As single people, we often put conditions on our happiness.
We say, "When I get married, then I'll be happy" or "When I have children, then I'll be happy," or "When I have a nice family, a comfortable home, and a fulfilling, high-paying job, then I'll be happy."
We make the absence of loneliness one of the conditions of our happiness too. We assume that we can't be happy until everything is perfect in our life, which means no more loneliness.
But there's a danger for single people when we put conditions on our happiness. We slip into the trap of postponing our life.
The Ugly Truth About LonelinessMarriage doesn't guarantee an end to loneliness. Millions of married people are lonely too, still looking for a level of understanding and acceptance their spouse doesn't give them.
The ugly truth is that loneliness is an inescapable part of the human condition, as even Jesus found out. He was the most well-adjusted person who ever lived, yet he knew times of deep loneliness too.
If you accept the truth that loneliness is unavoidable, what can you do about it?
I think you can decide how big a role you're willing to let loneliness play in your life. You can refuse to let it dominate your existence. That's a daring approach. If you take a stand that bold, you'll only be able to achieve it if you rely on the Holy Spirit for help.
None of us turns to the Holy Spirit as often as we should. We forget that he's the real presence of Christ on earth, living within us to give encouragement and guidance.
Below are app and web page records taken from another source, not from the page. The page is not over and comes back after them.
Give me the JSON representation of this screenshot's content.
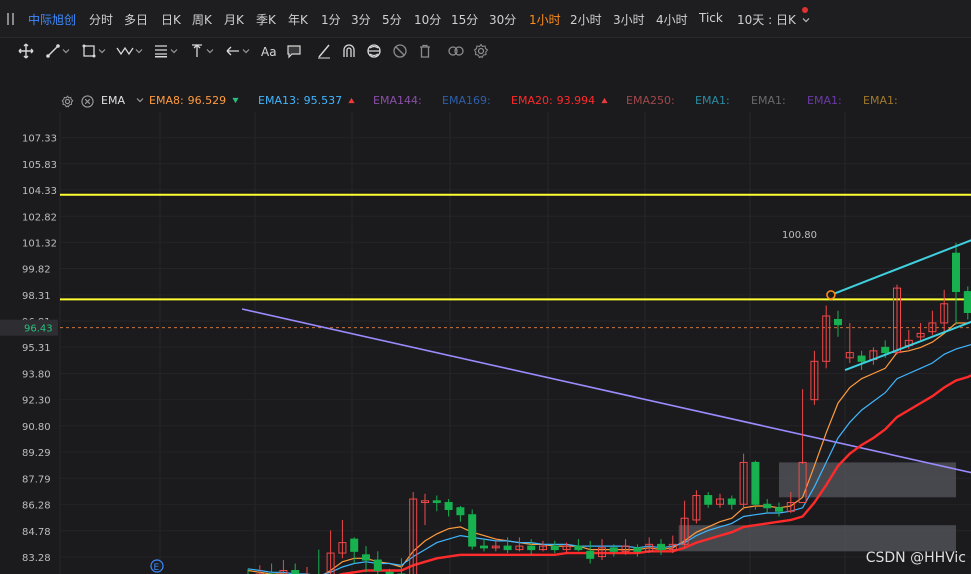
{
  "topbar": {
    "stock_name": "中际旭创",
    "periods": [
      "分时",
      "多日",
      "日K",
      "周K",
      "月K",
      "季K",
      "年K",
      "1分",
      "3分",
      "5分",
      "10分",
      "15分",
      "30分",
      "1小时",
      "2小时",
      "3小时",
      "4小时",
      "Tick"
    ],
    "active_period": "1小时",
    "multi_view": "10天 : 日K",
    "notification_color": "#e03030"
  },
  "toolbar": {
    "icons": [
      "move-cross-icon",
      "line-segment-icon",
      "rectangle-icon",
      "wave-pattern-icon",
      "fibonacci-icon",
      "measure-icon",
      "arrow-icon",
      "text-aa-icon",
      "comment-icon",
      "pen-icon",
      "magnet-icon",
      "hide-drawings-icon",
      "eye-off-icon",
      "trash-icon",
      "link-icon",
      "settings-icon"
    ]
  },
  "legend": {
    "indicator": "EMA",
    "items": [
      {
        "label": "EMA8:",
        "value": "96.529",
        "color": "#ff9b3d",
        "arrow": "down",
        "arrow_color": "#27c07d"
      },
      {
        "label": "EMA13:",
        "value": "95.537",
        "color": "#3fb6ff",
        "arrow": "up",
        "arrow_color": "#f03a3a"
      },
      {
        "label": "EMA144:",
        "value": "",
        "color": "#8b4fa8",
        "arrow": ""
      },
      {
        "label": "EMA169:",
        "value": "",
        "color": "#2f5fa8",
        "arrow": ""
      },
      {
        "label": "EMA20:",
        "value": "93.994",
        "color": "#ff2a2a",
        "arrow": "up",
        "arrow_color": "#f03a3a"
      },
      {
        "label": "EMA250:",
        "value": "",
        "color": "#a0484a",
        "arrow": ""
      },
      {
        "label": "EMA1:",
        "value": "",
        "color": "#2a8ba0",
        "arrow": ""
      },
      {
        "label": "EMA1:",
        "value": "",
        "color": "#6a6a6a",
        "arrow": ""
      },
      {
        "label": "EMA1:",
        "value": "",
        "color": "#6a3aa8",
        "arrow": ""
      },
      {
        "label": "EMA1:",
        "value": "",
        "color": "#a07a2a",
        "arrow": ""
      }
    ]
  },
  "chart_data": {
    "type": "candlestick",
    "y_ticks": [
      "107.33",
      "105.83",
      "104.33",
      "102.82",
      "101.32",
      "99.82",
      "98.31",
      "96.81",
      "95.31",
      "93.80",
      "92.30",
      "90.80",
      "89.29",
      "87.79",
      "86.28",
      "84.78",
      "83.28"
    ],
    "ylim": [
      82.3,
      108.8
    ],
    "current_price": "96.43",
    "current_price_color": "#27c07d",
    "horizontal_lines": [
      {
        "price": 104.05,
        "color": "#ffff33"
      },
      {
        "price": 98.05,
        "color": "#ffff33"
      }
    ],
    "trend_line": {
      "color": "#9a8cff",
      "from": [
        -0.5,
        97.5
      ],
      "to": [
        80.5,
        85.2
      ]
    },
    "channel": {
      "color": "#3fd0e0",
      "upper": {
        "from": [
          49.4,
          98.31
        ],
        "to": [
          66.5,
          102.82
        ]
      },
      "lower": {
        "from": [
          50.6,
          94.0
        ],
        "to": [
          68.8,
          98.7
        ]
      },
      "label": "100.80"
    },
    "zones": [
      {
        "x0": 45.0,
        "x1": 60.0,
        "y0": 86.7,
        "y1": 88.7,
        "color": "#55585f"
      },
      {
        "x0": 36.5,
        "x1": 60.0,
        "y0": 83.6,
        "y1": 85.1,
        "color": "#55585f"
      }
    ],
    "marker": "E",
    "up_color": "#f04848",
    "down_color": "#17b14f",
    "candles": [
      {
        "o": 82.1,
        "c": 82.0,
        "h": 82.6,
        "l": 81.5
      },
      {
        "o": 82.0,
        "c": 82.3,
        "h": 82.8,
        "l": 81.8
      },
      {
        "o": 82.3,
        "c": 82.1,
        "h": 82.9,
        "l": 81.6
      },
      {
        "o": 82.1,
        "c": 82.5,
        "h": 83.1,
        "l": 81.9
      },
      {
        "o": 82.5,
        "c": 82.0,
        "h": 82.9,
        "l": 81.4
      },
      {
        "o": 82.0,
        "c": 82.2,
        "h": 82.7,
        "l": 81.5
      },
      {
        "o": 82.2,
        "c": 81.9,
        "h": 83.7,
        "l": 81.3
      },
      {
        "o": 81.9,
        "c": 83.5,
        "h": 84.8,
        "l": 81.7
      },
      {
        "o": 83.5,
        "c": 84.1,
        "h": 85.4,
        "l": 83.2
      },
      {
        "o": 84.3,
        "c": 83.6,
        "h": 84.4,
        "l": 82.9
      },
      {
        "o": 83.4,
        "c": 83.1,
        "h": 83.9,
        "l": 82.4
      },
      {
        "o": 83.1,
        "c": 82.5,
        "h": 83.6,
        "l": 82.2
      },
      {
        "o": 82.4,
        "c": 82.3,
        "h": 82.6,
        "l": 81.3
      },
      {
        "o": 82.3,
        "c": 82.1,
        "h": 83.2,
        "l": 81.2
      },
      {
        "o": 82.1,
        "c": 86.6,
        "h": 87.0,
        "l": 81.7
      },
      {
        "o": 86.4,
        "c": 86.5,
        "h": 86.9,
        "l": 85.1
      },
      {
        "o": 86.5,
        "c": 86.4,
        "h": 86.8,
        "l": 85.9
      },
      {
        "o": 86.4,
        "c": 86.0,
        "h": 86.6,
        "l": 85.6
      },
      {
        "o": 86.1,
        "c": 85.7,
        "h": 86.2,
        "l": 85.3
      },
      {
        "o": 85.7,
        "c": 83.9,
        "h": 86.0,
        "l": 83.7
      },
      {
        "o": 83.9,
        "c": 83.8,
        "h": 84.3,
        "l": 83.6
      },
      {
        "o": 83.8,
        "c": 83.9,
        "h": 84.3,
        "l": 83.6
      },
      {
        "o": 83.9,
        "c": 83.7,
        "h": 84.4,
        "l": 83.5
      },
      {
        "o": 83.7,
        "c": 83.9,
        "h": 84.4,
        "l": 83.6
      },
      {
        "o": 83.9,
        "c": 83.7,
        "h": 84.3,
        "l": 83.4
      },
      {
        "o": 83.7,
        "c": 83.9,
        "h": 84.2,
        "l": 83.6
      },
      {
        "o": 83.9,
        "c": 83.7,
        "h": 84.2,
        "l": 83.5
      },
      {
        "o": 83.7,
        "c": 83.9,
        "h": 84.1,
        "l": 83.5
      },
      {
        "o": 83.9,
        "c": 83.7,
        "h": 84.3,
        "l": 83.6
      },
      {
        "o": 83.6,
        "c": 83.2,
        "h": 84.2,
        "l": 82.9
      },
      {
        "o": 83.3,
        "c": 83.8,
        "h": 84.3,
        "l": 83.1
      },
      {
        "o": 83.8,
        "c": 83.6,
        "h": 84.0,
        "l": 83.3
      },
      {
        "o": 83.6,
        "c": 83.9,
        "h": 84.3,
        "l": 83.4
      },
      {
        "o": 83.8,
        "c": 83.6,
        "h": 84.0,
        "l": 83.3
      },
      {
        "o": 83.6,
        "c": 84.0,
        "h": 84.4,
        "l": 83.5
      },
      {
        "o": 84.0,
        "c": 83.7,
        "h": 84.3,
        "l": 83.4
      },
      {
        "o": 83.7,
        "c": 84.0,
        "h": 84.5,
        "l": 83.5
      },
      {
        "o": 84.0,
        "c": 85.5,
        "h": 86.5,
        "l": 83.8
      },
      {
        "o": 85.4,
        "c": 86.8,
        "h": 87.1,
        "l": 85.2
      },
      {
        "o": 86.8,
        "c": 86.3,
        "h": 87.0,
        "l": 86.1
      },
      {
        "o": 86.3,
        "c": 86.6,
        "h": 86.9,
        "l": 86.1
      },
      {
        "o": 86.6,
        "c": 86.3,
        "h": 86.8,
        "l": 86.0
      },
      {
        "o": 86.3,
        "c": 88.7,
        "h": 89.2,
        "l": 86.0
      },
      {
        "o": 88.7,
        "c": 86.3,
        "h": 88.8,
        "l": 86.0
      },
      {
        "o": 86.3,
        "c": 86.1,
        "h": 86.6,
        "l": 85.8
      },
      {
        "o": 86.1,
        "c": 85.9,
        "h": 86.4,
        "l": 85.6
      },
      {
        "o": 85.9,
        "c": 86.4,
        "h": 87.0,
        "l": 85.8
      },
      {
        "o": 86.4,
        "c": 88.7,
        "h": 92.9,
        "l": 88.6
      },
      {
        "o": 92.3,
        "c": 94.5,
        "h": 95.1,
        "l": 92.0
      },
      {
        "o": 94.5,
        "c": 97.1,
        "h": 97.7,
        "l": 94.1
      },
      {
        "o": 96.9,
        "c": 96.6,
        "h": 97.4,
        "l": 95.9
      },
      {
        "o": 94.7,
        "c": 95.0,
        "h": 96.7,
        "l": 94.4
      },
      {
        "o": 94.8,
        "c": 94.5,
        "h": 95.1,
        "l": 94.0
      },
      {
        "o": 94.6,
        "c": 95.1,
        "h": 95.3,
        "l": 94.3
      },
      {
        "o": 95.3,
        "c": 95.0,
        "h": 95.7,
        "l": 94.7
      },
      {
        "o": 95.0,
        "c": 98.7,
        "h": 98.9,
        "l": 94.9
      },
      {
        "o": 95.4,
        "c": 95.7,
        "h": 96.3,
        "l": 95.2
      },
      {
        "o": 95.9,
        "c": 96.1,
        "h": 96.7,
        "l": 95.7
      },
      {
        "o": 96.2,
        "c": 96.7,
        "h": 97.4,
        "l": 96.0
      },
      {
        "o": 96.7,
        "c": 97.8,
        "h": 98.6,
        "l": 96.2
      },
      {
        "o": 100.7,
        "c": 98.5,
        "h": 101.3,
        "l": 96.6
      },
      {
        "o": 98.5,
        "c": 97.3,
        "h": 98.8,
        "l": 96.9
      },
      {
        "o": 97.4,
        "c": 97.8,
        "h": 98.2,
        "l": 97.0
      },
      {
        "o": 97.7,
        "c": 96.4,
        "h": 97.9,
        "l": 96.2
      }
    ],
    "series": [
      {
        "name": "EMA8",
        "color": "#ff9b3d",
        "values": [
          82.5,
          82.4,
          82.3,
          82.3,
          82.2,
          82.2,
          82.1,
          82.5,
          83.0,
          83.2,
          83.2,
          83.0,
          82.9,
          82.7,
          83.6,
          84.2,
          84.6,
          84.9,
          85.0,
          84.7,
          84.5,
          84.3,
          84.2,
          84.1,
          84.0,
          84.0,
          83.9,
          83.9,
          83.9,
          83.7,
          83.7,
          83.7,
          83.7,
          83.7,
          83.8,
          83.7,
          83.8,
          84.2,
          84.7,
          85.0,
          85.3,
          85.5,
          86.1,
          86.2,
          86.2,
          86.1,
          86.2,
          86.7,
          88.5,
          90.4,
          92.1,
          93.0,
          93.5,
          93.8,
          94.1,
          95.0,
          95.1,
          95.3,
          95.6,
          96.1,
          96.7,
          96.7,
          96.9,
          96.5
        ]
      },
      {
        "name": "EMA13",
        "color": "#3fb6ff",
        "values": [
          82.6,
          82.5,
          82.4,
          82.4,
          82.3,
          82.3,
          82.2,
          82.4,
          82.7,
          82.9,
          83.0,
          82.9,
          82.9,
          82.8,
          83.3,
          83.7,
          84.1,
          84.3,
          84.5,
          84.4,
          84.3,
          84.2,
          84.2,
          84.1,
          84.1,
          84.0,
          84.0,
          84.0,
          83.9,
          83.9,
          83.9,
          83.9,
          83.9,
          83.8,
          83.9,
          83.8,
          83.9,
          84.1,
          84.5,
          84.8,
          85.0,
          85.2,
          85.6,
          85.7,
          85.8,
          85.8,
          85.9,
          86.1,
          87.3,
          88.7,
          90.1,
          91.0,
          91.7,
          92.2,
          92.7,
          93.5,
          93.8,
          94.1,
          94.4,
          94.9,
          95.2,
          95.4,
          95.6,
          95.5
        ]
      },
      {
        "name": "EMA20",
        "color": "#ff2a2a",
        "values": [
          82.2,
          82.1,
          82.1,
          82.1,
          82.0,
          82.0,
          82.0,
          82.1,
          82.3,
          82.4,
          82.5,
          82.5,
          82.5,
          82.5,
          82.8,
          83.0,
          83.2,
          83.3,
          83.4,
          83.4,
          83.4,
          83.4,
          83.4,
          83.4,
          83.4,
          83.4,
          83.4,
          83.5,
          83.5,
          83.5,
          83.5,
          83.5,
          83.5,
          83.5,
          83.6,
          83.6,
          83.6,
          83.8,
          84.1,
          84.3,
          84.5,
          84.7,
          85.0,
          85.1,
          85.2,
          85.3,
          85.4,
          85.6,
          86.4,
          87.4,
          88.5,
          89.2,
          89.7,
          90.1,
          90.6,
          91.3,
          91.7,
          92.1,
          92.5,
          93.0,
          93.4,
          93.6,
          93.9,
          94.0
        ]
      }
    ]
  },
  "watermark": "CSDN @HHVic"
}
When you invite the Holy Spirit to supervise your attitude, you can become a happy person who knows occasional times of loneliness, instead of a lonely person who knows occasional times of happiness. That's not a play on words. It's a real, achievable goal.
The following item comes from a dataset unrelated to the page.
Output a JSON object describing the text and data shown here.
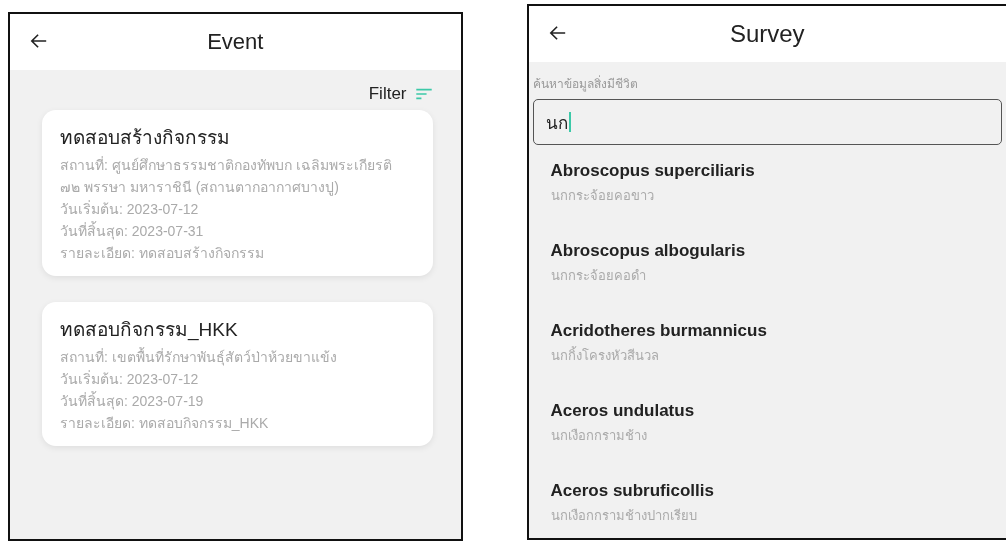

Seeing What's at StakeTo be dominated by happiness instead of loneliness, you have to admit that the calendar is turning on you. You have to see that every day spent feeling lonely and miserable is a day you can never get back.
I wish I had understood that in my 20s and 30s. Now, as I head toward 60, I realize that every moment is precious. Once they're gone, they're gone. You can't allow Satan to steal them from you through the temptation of loneliness.
Loneliness is a temptation and not a sin, but when you give in to it and pay it undue attention, you're giving loneliness too much control.
One way to keep loneliness in check is to refuse to label yourself as a victim. When you interpret every adversity as a personal insult toward you, your pessimistic outlook becomes a self-fulfilling prophecy. Instead, recognize that bad things happen to everybody, but you make the choice whether you'll become bitter over them.
Are We Praying for the Wrong Thing?As I look back on my own life, I see now that I spent many years praying for the wrong thing. Instead of praying for a spouse and a happy marriage, I should have been asking God for courage. That's what I needed. That's what all singles need.
We need courage to overcome our fear of rejection. We need courage to reach out to other people. And most importantly, we need courage to recognize that we do have the choice to assign loneliness to a minor, infrequent role in our life.
Today, I'm a happy person who knows occasional times of loneliness. Loneliness doesn't rule my life as it once did. I wish I could take credit for this turnaround, but the heavy lifting was done by the Holy Spirit.
Our happiness and confidence are directly proportional to the degree that we singles surrender our life to God. When you do that, you can know joy and contentment, limiting loneliness to the insignificant role it deserves.
More from Jack Zavada for Christian Singles:• Loneliness: Toothache of the Soul
• An Open Letter to Christian Women
• The Christian Response to Disappointment
• 3 Reasons to Avoid Bitterness
• Lying on God's Couch
Jack Zavada, a career writer and contributor for About.com, is host to a Christian Web site for singles. Never married, Jack feels that the hard-won lessons he has learned may help other Christian singles make sense of their lives. His articles and ebooks offer great hope and encouragement. To contact him or for more information, visit Jack's Bio Page.